Using the data below, show every line where the word "text" occurs.

┌─ Input material

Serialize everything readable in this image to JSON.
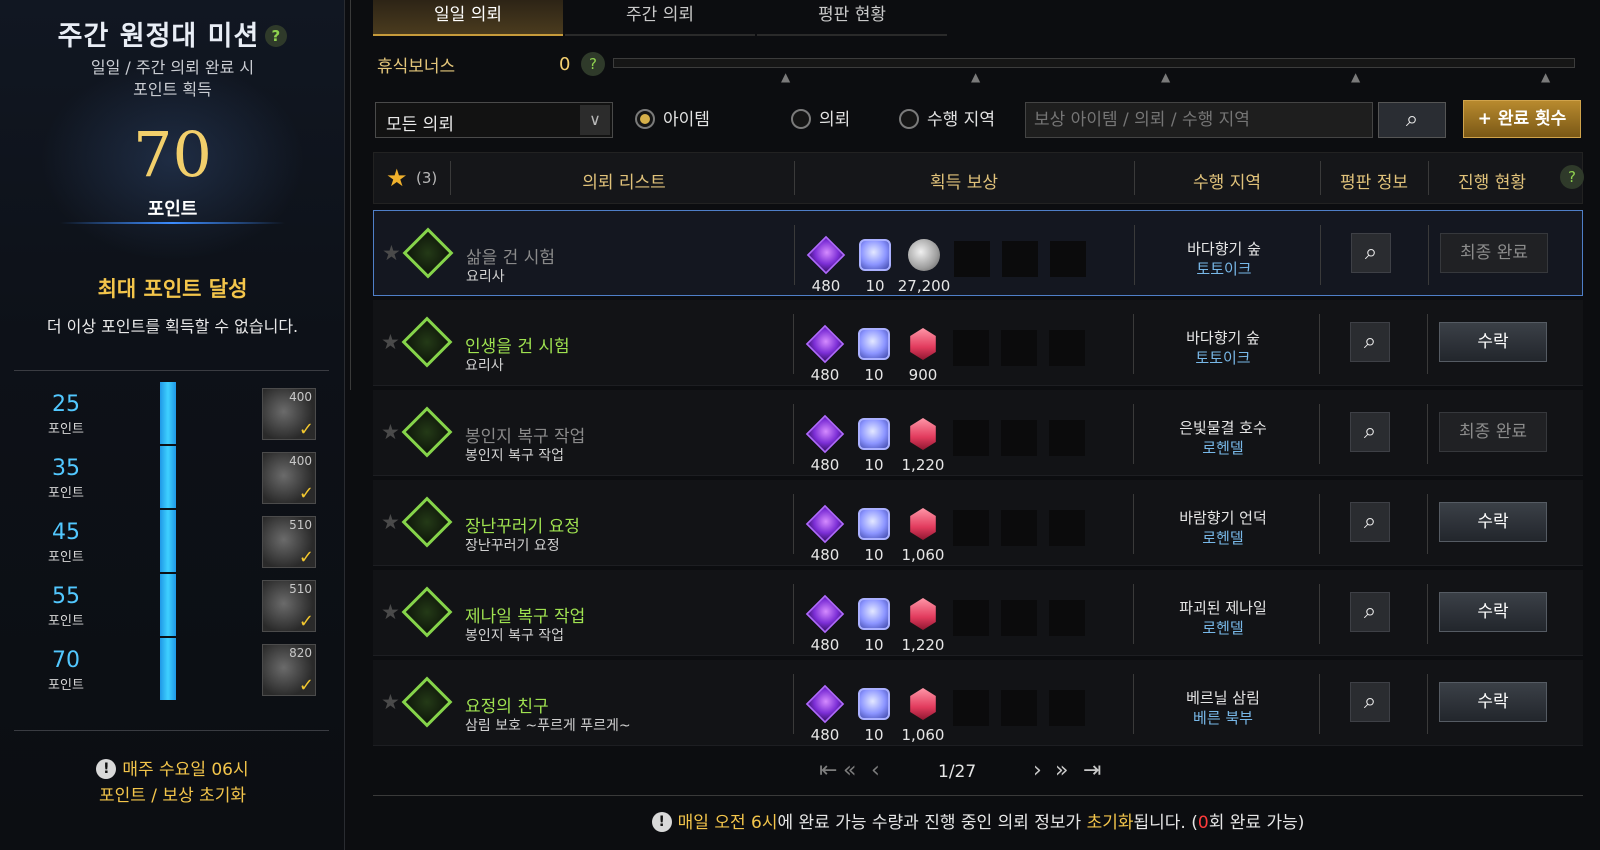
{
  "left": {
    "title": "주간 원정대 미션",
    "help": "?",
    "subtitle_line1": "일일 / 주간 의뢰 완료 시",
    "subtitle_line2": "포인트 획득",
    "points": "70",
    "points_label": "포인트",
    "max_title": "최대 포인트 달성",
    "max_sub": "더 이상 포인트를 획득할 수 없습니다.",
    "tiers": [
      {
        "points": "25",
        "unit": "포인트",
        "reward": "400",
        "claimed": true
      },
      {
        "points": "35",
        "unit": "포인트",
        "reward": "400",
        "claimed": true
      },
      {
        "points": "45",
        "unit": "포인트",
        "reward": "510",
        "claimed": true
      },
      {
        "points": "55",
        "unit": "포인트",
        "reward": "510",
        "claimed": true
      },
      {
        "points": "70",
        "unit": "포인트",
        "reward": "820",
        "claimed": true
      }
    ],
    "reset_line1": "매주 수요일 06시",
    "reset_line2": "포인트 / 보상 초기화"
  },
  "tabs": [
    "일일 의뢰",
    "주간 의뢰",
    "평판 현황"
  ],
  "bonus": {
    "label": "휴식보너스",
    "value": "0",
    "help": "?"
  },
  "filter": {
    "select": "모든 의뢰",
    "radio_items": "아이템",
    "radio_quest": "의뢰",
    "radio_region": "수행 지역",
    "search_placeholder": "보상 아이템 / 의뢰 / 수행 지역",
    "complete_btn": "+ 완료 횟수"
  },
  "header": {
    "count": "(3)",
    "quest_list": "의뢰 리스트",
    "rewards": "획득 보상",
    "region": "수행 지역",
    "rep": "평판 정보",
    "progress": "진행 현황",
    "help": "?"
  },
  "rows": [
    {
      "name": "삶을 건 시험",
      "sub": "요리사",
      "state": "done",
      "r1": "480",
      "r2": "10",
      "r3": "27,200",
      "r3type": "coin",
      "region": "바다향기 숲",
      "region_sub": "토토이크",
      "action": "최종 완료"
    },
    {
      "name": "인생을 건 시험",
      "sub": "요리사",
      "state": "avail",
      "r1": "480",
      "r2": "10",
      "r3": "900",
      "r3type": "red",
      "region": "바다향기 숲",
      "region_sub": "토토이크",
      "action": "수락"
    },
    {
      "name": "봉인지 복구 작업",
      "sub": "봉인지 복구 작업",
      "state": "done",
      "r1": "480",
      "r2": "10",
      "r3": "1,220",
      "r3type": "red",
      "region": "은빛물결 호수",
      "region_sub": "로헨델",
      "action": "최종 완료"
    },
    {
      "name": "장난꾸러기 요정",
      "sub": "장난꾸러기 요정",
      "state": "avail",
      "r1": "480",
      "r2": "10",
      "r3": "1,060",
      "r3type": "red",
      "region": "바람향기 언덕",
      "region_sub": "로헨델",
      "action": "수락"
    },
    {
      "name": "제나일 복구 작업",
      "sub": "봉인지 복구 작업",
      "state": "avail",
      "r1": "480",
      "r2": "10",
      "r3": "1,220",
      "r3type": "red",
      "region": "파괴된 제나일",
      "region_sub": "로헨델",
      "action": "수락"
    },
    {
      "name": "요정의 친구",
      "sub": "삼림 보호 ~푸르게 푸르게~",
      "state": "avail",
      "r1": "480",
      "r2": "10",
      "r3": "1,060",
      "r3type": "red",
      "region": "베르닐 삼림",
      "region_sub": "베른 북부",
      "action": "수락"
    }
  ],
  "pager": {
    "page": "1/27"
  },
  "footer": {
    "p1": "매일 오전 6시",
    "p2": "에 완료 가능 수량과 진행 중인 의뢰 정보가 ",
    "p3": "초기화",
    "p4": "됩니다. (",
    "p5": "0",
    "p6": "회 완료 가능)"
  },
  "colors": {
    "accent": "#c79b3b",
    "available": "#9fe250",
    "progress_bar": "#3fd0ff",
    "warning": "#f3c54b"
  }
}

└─
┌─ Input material

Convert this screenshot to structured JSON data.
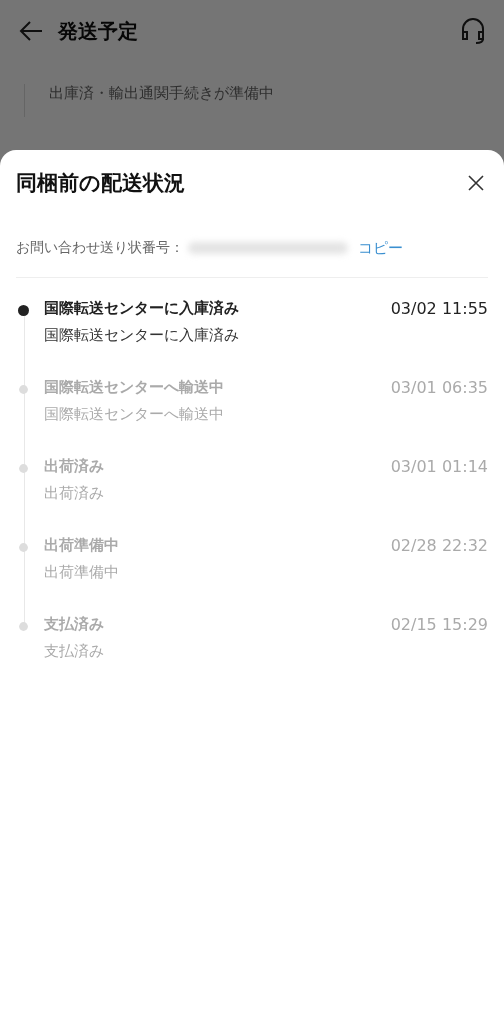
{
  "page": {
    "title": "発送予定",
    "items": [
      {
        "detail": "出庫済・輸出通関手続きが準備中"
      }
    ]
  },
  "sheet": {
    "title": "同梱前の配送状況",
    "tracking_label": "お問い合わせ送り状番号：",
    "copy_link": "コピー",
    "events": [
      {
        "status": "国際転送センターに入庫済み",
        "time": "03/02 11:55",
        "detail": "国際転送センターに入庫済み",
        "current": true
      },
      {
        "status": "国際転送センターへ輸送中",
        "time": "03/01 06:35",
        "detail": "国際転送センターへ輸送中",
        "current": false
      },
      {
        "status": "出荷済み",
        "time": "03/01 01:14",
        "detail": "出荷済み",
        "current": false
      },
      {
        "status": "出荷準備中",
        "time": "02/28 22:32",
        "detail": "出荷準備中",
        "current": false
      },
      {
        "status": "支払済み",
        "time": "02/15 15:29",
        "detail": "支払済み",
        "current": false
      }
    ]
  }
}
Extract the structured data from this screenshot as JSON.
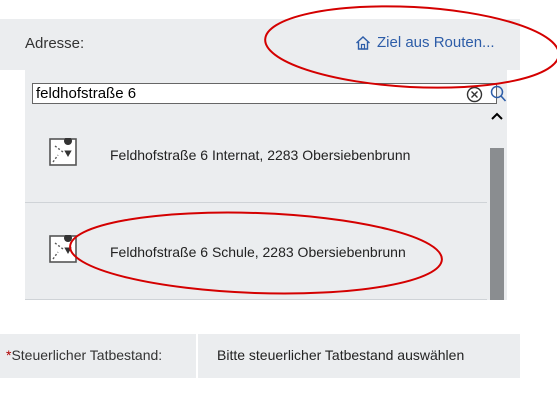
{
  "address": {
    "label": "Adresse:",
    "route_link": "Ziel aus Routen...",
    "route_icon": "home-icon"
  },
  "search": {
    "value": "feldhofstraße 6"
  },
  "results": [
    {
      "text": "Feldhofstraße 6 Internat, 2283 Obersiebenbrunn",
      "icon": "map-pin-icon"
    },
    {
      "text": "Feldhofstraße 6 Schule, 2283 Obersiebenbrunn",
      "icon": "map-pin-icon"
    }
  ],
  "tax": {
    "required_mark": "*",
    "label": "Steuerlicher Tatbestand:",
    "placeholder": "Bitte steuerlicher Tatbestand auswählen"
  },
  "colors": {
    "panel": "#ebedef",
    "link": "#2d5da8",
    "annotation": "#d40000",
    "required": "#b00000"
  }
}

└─
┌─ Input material

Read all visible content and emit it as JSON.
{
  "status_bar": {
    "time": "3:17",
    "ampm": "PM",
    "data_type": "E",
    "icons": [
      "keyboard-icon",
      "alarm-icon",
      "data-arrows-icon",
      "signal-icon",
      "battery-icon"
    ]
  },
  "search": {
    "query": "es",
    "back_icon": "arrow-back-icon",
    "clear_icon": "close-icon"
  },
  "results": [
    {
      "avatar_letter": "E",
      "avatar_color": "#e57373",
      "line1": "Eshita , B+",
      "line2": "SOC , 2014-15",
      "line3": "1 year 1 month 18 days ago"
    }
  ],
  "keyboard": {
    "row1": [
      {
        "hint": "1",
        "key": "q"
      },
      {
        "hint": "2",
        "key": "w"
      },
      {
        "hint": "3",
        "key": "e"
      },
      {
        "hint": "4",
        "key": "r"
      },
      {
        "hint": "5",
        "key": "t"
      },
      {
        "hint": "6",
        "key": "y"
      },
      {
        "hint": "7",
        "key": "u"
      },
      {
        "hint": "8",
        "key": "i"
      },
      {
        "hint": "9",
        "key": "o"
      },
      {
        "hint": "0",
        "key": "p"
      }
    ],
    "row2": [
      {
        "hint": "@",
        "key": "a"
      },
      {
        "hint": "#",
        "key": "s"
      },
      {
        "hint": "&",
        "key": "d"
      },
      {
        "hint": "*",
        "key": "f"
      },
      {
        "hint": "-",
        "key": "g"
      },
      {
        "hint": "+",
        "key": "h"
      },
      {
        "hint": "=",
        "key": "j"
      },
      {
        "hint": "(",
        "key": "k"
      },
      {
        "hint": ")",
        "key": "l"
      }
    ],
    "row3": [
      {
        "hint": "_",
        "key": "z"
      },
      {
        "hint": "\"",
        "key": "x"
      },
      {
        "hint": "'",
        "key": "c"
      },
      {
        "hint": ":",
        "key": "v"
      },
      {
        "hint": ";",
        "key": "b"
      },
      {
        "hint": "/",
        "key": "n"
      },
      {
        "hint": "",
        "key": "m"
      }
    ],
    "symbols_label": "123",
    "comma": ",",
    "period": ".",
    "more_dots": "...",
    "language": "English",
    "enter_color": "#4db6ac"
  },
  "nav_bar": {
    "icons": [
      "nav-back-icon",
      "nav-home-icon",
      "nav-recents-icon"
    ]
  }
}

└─

**Task output:**
      "text": "Feldhofstraße 6 Internat, 2283 Obersiebenbrunn",
      "text": "Feldhofstraße 6 Schule, 2283 Obersiebenbrunn",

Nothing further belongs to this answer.